(Material for this task begins)
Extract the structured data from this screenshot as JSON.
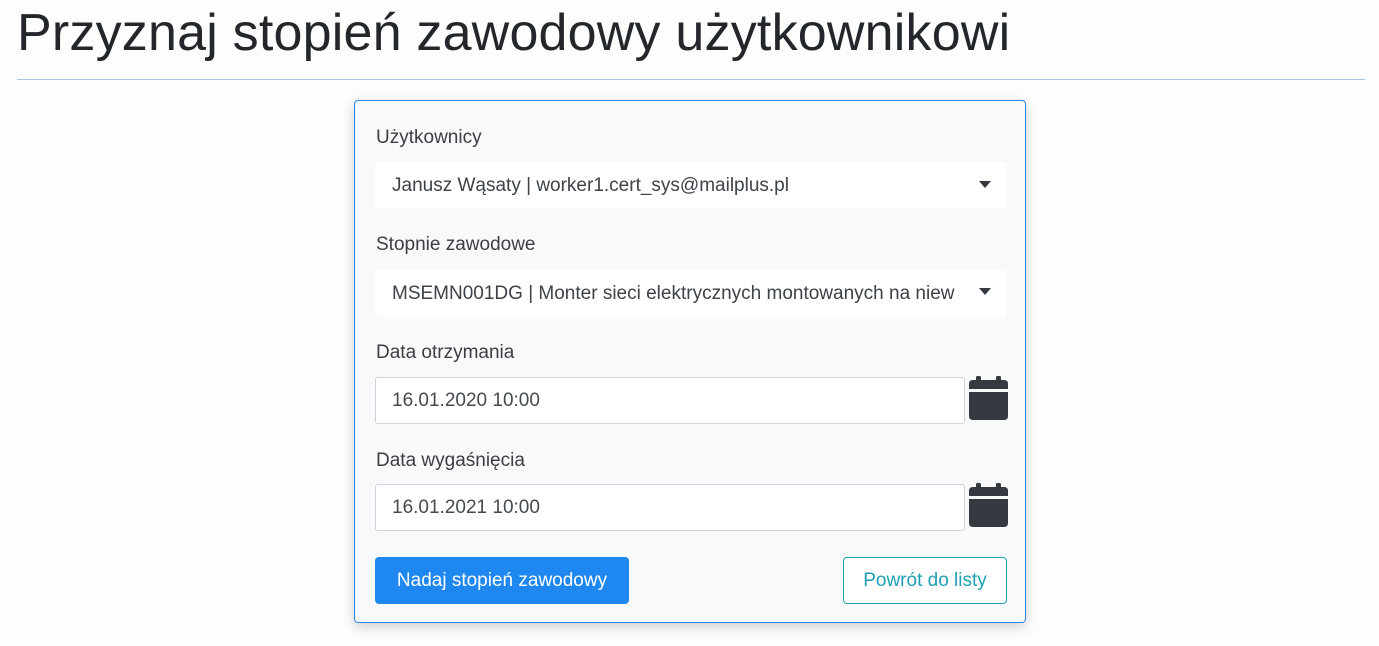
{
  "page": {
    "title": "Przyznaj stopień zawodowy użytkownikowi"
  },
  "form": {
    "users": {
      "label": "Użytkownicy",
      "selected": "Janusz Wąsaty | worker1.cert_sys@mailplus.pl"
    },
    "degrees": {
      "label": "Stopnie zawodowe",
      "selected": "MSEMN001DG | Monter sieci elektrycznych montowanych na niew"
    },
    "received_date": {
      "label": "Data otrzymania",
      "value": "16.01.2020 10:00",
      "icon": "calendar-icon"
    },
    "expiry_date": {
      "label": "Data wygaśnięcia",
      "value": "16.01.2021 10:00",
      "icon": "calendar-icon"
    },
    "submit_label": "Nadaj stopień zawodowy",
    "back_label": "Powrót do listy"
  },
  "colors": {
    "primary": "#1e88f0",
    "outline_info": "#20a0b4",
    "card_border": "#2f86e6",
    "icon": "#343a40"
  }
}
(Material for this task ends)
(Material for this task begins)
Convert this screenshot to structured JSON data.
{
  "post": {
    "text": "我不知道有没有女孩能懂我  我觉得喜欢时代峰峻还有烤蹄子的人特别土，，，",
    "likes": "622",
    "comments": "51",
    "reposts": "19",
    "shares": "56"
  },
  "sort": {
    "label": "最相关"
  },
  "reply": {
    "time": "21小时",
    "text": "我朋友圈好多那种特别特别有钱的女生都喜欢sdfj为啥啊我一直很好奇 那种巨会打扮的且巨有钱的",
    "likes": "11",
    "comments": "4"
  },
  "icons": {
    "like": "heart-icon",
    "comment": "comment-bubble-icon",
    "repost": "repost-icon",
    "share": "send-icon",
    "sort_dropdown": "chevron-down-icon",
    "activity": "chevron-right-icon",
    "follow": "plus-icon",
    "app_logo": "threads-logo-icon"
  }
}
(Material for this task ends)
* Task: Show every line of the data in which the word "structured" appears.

* Answer space:
Extract the structured data from this screenshot as JSON.
Convert this screenshot to structured JSON data.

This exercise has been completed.